What I didn’t like about the film:

The Angel is not her own character: In Splash, having a mermaid engage with the human world was a phenomenon. However, Madison was not defined by her mermaid roots. Not only was this character given a name (Madison, in this case), but she was also given her own dialogue. This allowed Madison to play a significant contribution to Splash’s plot. The Angel in Date with an Angel was presented more as a phenomenon than a character. As I mentioned before, the Angel wasn’t given a lot of dialogue. She also didn’t receive a name, being simply referred to as “Angel”. The other characters viewed her as a rarity instead of another individual who happened to appear human. Seeing the Angel not be her own character was disappointing.

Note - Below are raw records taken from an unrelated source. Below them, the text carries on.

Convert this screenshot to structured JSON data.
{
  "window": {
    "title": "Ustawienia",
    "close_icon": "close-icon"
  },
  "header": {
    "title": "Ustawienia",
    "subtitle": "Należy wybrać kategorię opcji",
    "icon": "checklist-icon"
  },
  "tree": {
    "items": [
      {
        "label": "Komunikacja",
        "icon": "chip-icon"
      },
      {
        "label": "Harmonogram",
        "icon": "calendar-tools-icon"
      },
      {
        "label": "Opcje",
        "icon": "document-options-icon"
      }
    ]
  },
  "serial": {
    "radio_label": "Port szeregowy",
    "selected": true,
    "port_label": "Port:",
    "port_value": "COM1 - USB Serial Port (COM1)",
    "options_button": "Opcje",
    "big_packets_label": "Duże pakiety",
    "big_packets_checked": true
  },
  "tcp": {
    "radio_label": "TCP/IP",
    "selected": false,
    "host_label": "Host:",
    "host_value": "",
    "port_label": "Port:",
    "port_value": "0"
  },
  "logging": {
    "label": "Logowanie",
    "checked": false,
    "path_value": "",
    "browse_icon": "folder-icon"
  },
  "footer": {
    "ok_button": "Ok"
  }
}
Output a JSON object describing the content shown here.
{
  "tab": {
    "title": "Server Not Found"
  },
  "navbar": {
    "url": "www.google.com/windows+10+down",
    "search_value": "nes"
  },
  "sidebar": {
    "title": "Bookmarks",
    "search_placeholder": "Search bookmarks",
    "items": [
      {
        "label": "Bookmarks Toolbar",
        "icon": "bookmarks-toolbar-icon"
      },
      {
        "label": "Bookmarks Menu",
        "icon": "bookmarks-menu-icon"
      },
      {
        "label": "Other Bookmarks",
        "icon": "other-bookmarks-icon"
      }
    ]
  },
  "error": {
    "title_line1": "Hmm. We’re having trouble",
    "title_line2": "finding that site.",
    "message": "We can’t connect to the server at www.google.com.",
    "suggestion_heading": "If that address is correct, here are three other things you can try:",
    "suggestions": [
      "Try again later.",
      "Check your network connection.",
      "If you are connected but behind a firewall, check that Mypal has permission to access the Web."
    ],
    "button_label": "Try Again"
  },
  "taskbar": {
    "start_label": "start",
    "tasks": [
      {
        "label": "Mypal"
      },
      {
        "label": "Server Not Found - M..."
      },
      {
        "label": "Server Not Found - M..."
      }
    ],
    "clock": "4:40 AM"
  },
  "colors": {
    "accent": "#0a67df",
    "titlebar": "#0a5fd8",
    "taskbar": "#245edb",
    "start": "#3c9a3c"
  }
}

Jim’s insignificant composing dreams: Date with an Angel’s synopsis on IMDB reveals that Jim is “an aspiring composer”. Because this particular occupation is not often found in contemporary stories on film, I was curious to see how this would factor into the overall plot. While this detail was brought up on a few occasions, it never served an important part of the story. Music was not used to resolve any conflicts or make any personal discoveries. In retrospect, Jim could have held almost any occupation and it wouldn’t have made a difference.

The cosmetics campaign subplot: One of the subplots in Date with an Angel revolves around Patty’s father trying to salvage a cosmetics advertising campaign. He ultimately decides on finding the Angel so she can be the new face of the campaign. The subplot itself supplies an interesting concept to the overall story. But shortly after this subplot is introduced, it’s quickly dropped from the movie. I found this to be a shame because it could have provided commentary to the plot. One example is how natural beauty is more timeless than the power of any piece of make-up.

I found this angel in my house and I knew it’d be perfect for this review! Screenshot taken by me, Sally Silverscreen.

My overall impression:

Oscar Wilde once said, “Be yourself; everyone else is already taken”. This is a message Date with an Angel needed to hear. While its inevitable for stories to be repeated over time, this movie felt like an imitation of Splash. As I said in the introduction, I haven’t seen Splash in many years. Therefore, I can’t say if it is a better movie than Date with an Angel. What I can say is this imitation didn’t really allow Date with an Angel to be its own movie with its own identity. Looking back on this film, I’m having difficulty understanding why Ranker would put it on their list of ‘80s teen films. I will admit there are elements in the story that would likely be found in an ‘80s teen movie. A group of goofy, scheming friends and a hilarious misunderstanding are two examples. However, Date with an Angel is not an ‘80s teen film by definition, especially since the characters are adults. Maybe this specific premise, where a human crosses paths with an angel, would have worked better in an ‘80s teen movie. If that were the case, it might have had a better chance of being its own story.

Overall score: 6.4 out of 10

Have you seen any teen movies from the ‘80s? If so, which one is your favorite? Share your thoughts in the comment section!

Have fun at the movies!

Sally Silverscreen

Here is the link to the Ranker list I mentioned in this review (Date with an Angel is listed at number 107): https://www.ranker.com/list/best-80s-teen-movies/ranker-film